The absolute Texas payday loans near me most popular option to payday loans, nonetheless, are “longer term, yet still really high-cost, installment loans,” stated Tom Feltner, manager of monetary services during the customer Federation of America.

Just last year, Delaware passed a significant payday lending reform bill. For customer advocates, it absolutely was the culmination of over 10 years of work and a poorly required measure to safeguard vulnerable borrowers. The balance limited how many pay day loans borrowers can take each year out to five.

“It had been probably the very best we could easily get right right here,” said Rashmi Rangan, executive manager of this nonprofit Delaware Community Reinvestment Action Council.

But money America declared with its annual declaration in 2010 that the balance “only affects the Company’s short-term loan item in Delaware ( and will not influence its installment loan item for the reason that state).” The business presently delivers an installment that is seven-month here at a yearly price of 398 per cent.

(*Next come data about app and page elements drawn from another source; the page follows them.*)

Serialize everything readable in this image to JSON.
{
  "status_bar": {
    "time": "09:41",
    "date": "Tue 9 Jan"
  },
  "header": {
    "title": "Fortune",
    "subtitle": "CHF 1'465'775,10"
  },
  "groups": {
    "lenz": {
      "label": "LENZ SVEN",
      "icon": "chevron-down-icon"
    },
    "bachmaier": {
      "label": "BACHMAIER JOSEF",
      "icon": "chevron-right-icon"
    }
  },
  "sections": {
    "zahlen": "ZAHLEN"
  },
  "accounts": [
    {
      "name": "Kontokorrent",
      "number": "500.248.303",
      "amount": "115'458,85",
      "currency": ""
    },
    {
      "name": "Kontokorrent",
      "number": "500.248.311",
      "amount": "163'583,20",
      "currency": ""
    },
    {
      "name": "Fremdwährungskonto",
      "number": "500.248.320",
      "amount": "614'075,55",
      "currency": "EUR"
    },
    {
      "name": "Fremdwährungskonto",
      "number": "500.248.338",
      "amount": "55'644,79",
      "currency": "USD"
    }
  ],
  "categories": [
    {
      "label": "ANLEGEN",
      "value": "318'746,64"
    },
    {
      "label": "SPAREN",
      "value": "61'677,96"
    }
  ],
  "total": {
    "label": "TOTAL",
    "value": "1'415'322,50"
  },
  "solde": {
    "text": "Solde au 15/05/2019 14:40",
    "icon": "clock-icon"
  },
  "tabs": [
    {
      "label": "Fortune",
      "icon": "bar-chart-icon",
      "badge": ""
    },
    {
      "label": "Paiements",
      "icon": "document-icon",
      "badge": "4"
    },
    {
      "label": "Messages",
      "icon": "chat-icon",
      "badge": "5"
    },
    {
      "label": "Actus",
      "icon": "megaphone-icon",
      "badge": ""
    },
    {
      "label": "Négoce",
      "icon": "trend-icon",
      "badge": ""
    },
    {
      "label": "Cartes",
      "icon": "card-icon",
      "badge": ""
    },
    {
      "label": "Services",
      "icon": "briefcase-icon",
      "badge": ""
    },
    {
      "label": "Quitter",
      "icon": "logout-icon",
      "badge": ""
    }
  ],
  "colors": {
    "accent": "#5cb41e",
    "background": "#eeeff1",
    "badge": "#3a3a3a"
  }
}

Loan providers can adjust their products or services with astonishing alacrity. In Texas, where legislation is lax, loan providers make a lot more than eight times as numerous payday advances as installment loans, in line with the many current state information. Comparison by using Illinois, where in fact the legislature passed a bill in 2005 that imposed quantity of restraints on payday advances. By 2012, triple-digit-rate installment loans within the state outnumbered payday loans very nearly three to a single.

In brand new Mexico, a 2007 legislation caused exactly the same quick change. QC Holdings’ pay day loan stores dot that state, but simply per year following the legislation, the president for the business told analysts that installment loans had “taken the area of payday loans” in that state.

Brand New Mexico’s attorney general cracked straight straight down, filing matches against two loan providers, recharging in court papers that their long-term items had been “unconscionable.” One loan from money Loans Now during the early 2008 carried a percentage that is annual of 1,147 %; after borrowing $50, the consumer owed almost $600 as a whole payments become compensated during the period of per year. FastBucks charged a 650 % yearly price over 2 yrs for the $500 loan.

The merchandise mirror a fact that is basic numerous low-income borrowers are hopeless sufficient to accept any terms. Any price for a loan in a recent Pew Charitable Trusts survey, 37 percent of payday loan borrowers responded that they’d pay.

The loans had been unconscionable for the reason beyond the exceptionally high prices, the suits so-called. Workers did every thing they might to help keep borrowers from the hook. As you FastBucks employee testified, “We simply essentially do not let anyone repay.”

“Inherent within the model is duplicated lending to people who don’t have the means that are financial repay the loan,” said Karen Meyers, manager regarding the brand brand New Mexico attorney general’s customer security unit. “Borrowers frequently wind up settling one loan if you take down another loan. The target is people that are keeping financial obligation indefinitely.”